Australian researchers successfully completed a human trial on a vaccine designed to eliminate the risk of a severe allergic reaction to European honey bee stings, according to a press release from ScienceDaily.
The vaccine used in the trial contained a unique sugar-based ingredient called an adjuvant, developed in Australia, which is designed to help the body neutralize the bee venom at a faster rate.
Dr. Nikolai Petrovsky says the adjuvant used to enhance the bee sting vaccines has now been successfully given to more than 1,000 individuals across a range of different vaccines, including in the current bee sting allergy trial.
“Our technology is like adding a turbocharger to a car, and in this case makes the bee allergy vaccine much more powerful, allowing the immune system to better neutralize the bee venom and prevent allergic symptoms,” says Dr. Petrovsky.
Dr. Robert Heddle, lead investigator in the trial, says the aim was to see whether the Advax adjuvant would safely speed up and improve bee sting immunotherapy.

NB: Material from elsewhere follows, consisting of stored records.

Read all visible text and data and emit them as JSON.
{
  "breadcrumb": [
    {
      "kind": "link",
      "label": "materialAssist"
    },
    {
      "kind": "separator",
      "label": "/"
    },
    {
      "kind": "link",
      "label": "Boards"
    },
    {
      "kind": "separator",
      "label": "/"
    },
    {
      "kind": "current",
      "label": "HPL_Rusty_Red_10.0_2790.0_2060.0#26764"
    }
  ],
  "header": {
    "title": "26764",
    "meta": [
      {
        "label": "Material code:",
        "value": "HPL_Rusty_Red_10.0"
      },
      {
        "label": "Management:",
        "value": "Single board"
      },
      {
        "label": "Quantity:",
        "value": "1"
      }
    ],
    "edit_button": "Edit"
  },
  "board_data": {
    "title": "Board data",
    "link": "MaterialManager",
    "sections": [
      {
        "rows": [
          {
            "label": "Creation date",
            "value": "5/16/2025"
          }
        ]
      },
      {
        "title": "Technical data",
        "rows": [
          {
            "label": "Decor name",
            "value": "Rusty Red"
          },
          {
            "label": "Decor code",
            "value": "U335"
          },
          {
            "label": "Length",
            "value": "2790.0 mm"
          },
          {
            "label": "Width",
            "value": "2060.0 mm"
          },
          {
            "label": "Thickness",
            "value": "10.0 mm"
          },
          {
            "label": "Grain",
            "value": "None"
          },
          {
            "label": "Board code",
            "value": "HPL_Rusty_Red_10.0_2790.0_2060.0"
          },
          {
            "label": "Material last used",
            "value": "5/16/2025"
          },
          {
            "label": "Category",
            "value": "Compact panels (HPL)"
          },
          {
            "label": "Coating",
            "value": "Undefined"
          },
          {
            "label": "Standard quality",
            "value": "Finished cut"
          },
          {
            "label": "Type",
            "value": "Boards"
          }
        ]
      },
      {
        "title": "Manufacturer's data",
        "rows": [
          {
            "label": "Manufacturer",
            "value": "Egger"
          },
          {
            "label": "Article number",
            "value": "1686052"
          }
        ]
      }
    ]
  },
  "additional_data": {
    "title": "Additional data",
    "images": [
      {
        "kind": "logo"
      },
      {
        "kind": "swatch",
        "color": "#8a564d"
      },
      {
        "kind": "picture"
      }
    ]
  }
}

“The results of the study were very promising, and confirmed the safety of this approach to improving bee sting immunotherapy,” says Heddle.
Dr. Anthony Smith, an investigator in the trial, says while a commercial bee venom therapy is already available, it requires patients to have more than 50 injections over a three-year period to build up their immune system.
“The current treatment option for serious bee venom allergies is lengthy and cumbersome, so I hope this enhanced bee venom therapy brings about faster, but longer-lasting protection to bee stings for allergic individuals,” comments Smith.
The Advax adjuvant was developed in Adelaide, Australia, by Vaxine Pty Ltd, and has also been used to develop vaccines for seasonal and pandemic influenza, hepatitis, malaria, Alzheimer’s disease, cancer and other diseases.